Your feet are the platform on which your entire body rests when you stand, walk, run, or dance. So if your feet are unstable or misaligned, your whole body can go out of whack, too. If you have chronic knee or back pain or are prone to injuries that haven’t responded to other therapies, it may be time to see a podiatrist.
Led by board-certified foot and ankle surgeon Shay Fish, DPM, the team at South Texas Foot Surgeons, with offices in Kerrville and San Antonio, TX, know how vital foot stability is for your entire body. During a consultation, they examine your feet and legs and also watch how you move to determine if you have alignment problems in your feet.
Misaligned feet, fallen arches, and other foot problems can lead to such issues as:
Your feet are the first part of what podiatrists call the “kinetic chain,” which is how the joints in your legs and feet link together and affect one another. When your feet aren’t functioning optimally, you may compensate by putting more weight on one leg than the other or clenching muscles that cause your other joints to get out of alignment, too.
Many conditions can throw your kinetic base off kilter and cause chronic joint pain. During your evaluation, your podiatrist looks for foot conditions that affect the way you move and hold yourself, including:
If your foot bones are misaligned, your podiatrist may recommend custom-designed orthotics to straighten out your feet, support your arches, and optimize function.
You may not think about how unique your feet are, but the shape of your foot, where your arch falls or lifts, isn’t like anyone else’s foot. That’s why generic store-bought shoe inserts might be able to cushion some stress when you walk on hard surfaces but can’t fix your alignment problems.
When our podiatrists recommend custom-designed orthotics, they make physical and 3D impressions of your feet that they then send to a special orthotics lab. They also include recommendations that remedy problems such as overpronation or fallen arches so that your foot isn’t just molded to what it is now but to what it should be to function optimally.
Because your custom orthotics are a form of medicine for your feet, you need time to adjust to them. Your podiatrist may recommend just wearing them for an hour or two per day for the first day and gradually working up to full-time use.
Unlike shoe-bought inserts, orthotics aren’t devices you just put in your shoes and forget about until they wear out.
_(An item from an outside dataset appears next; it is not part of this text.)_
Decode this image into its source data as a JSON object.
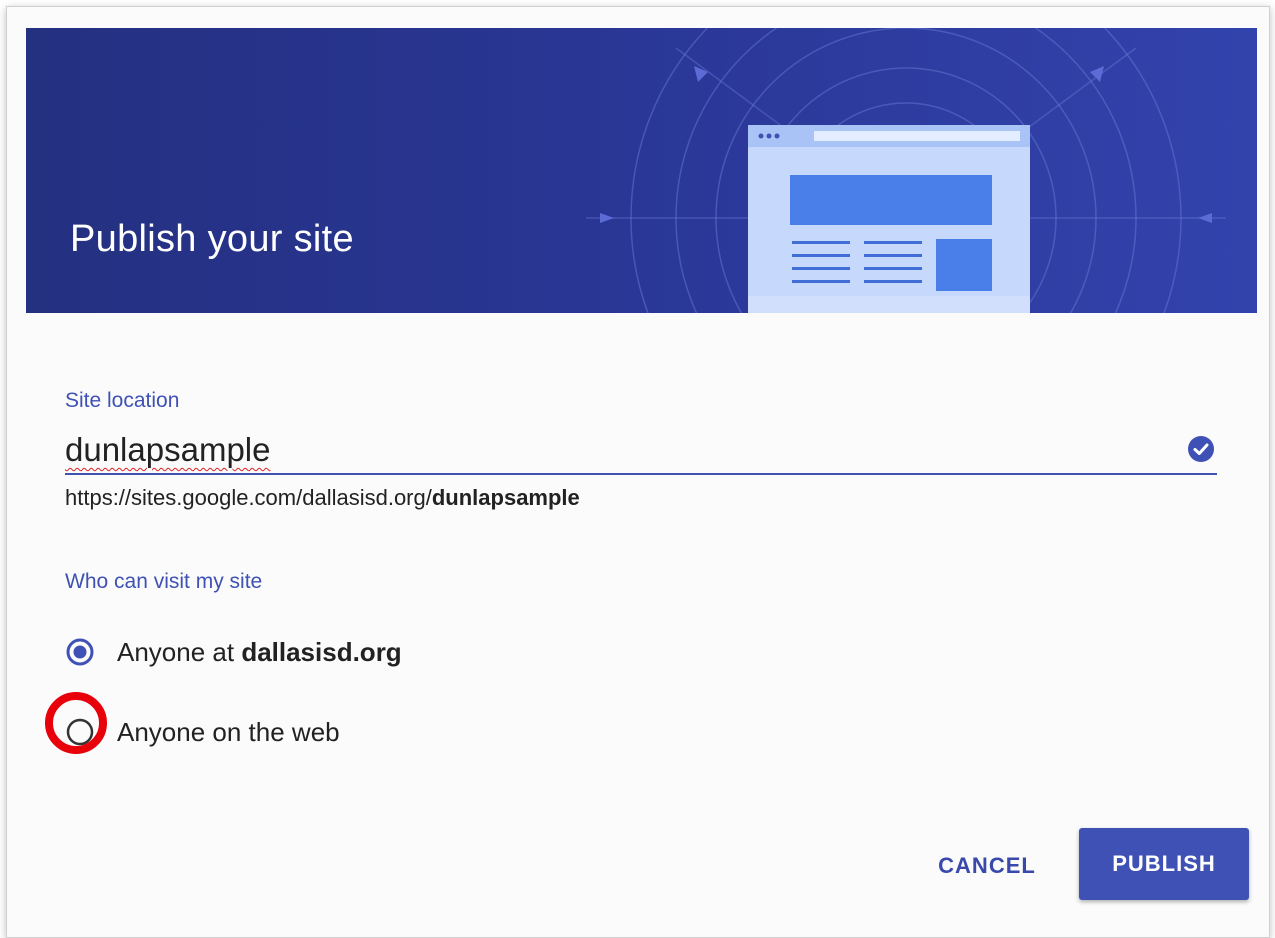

Your podiatrist follows up and makes adjustments to be sure your custom orthotics correct your foot alignment and straighten your kinetic chain to resolve your chronic pain.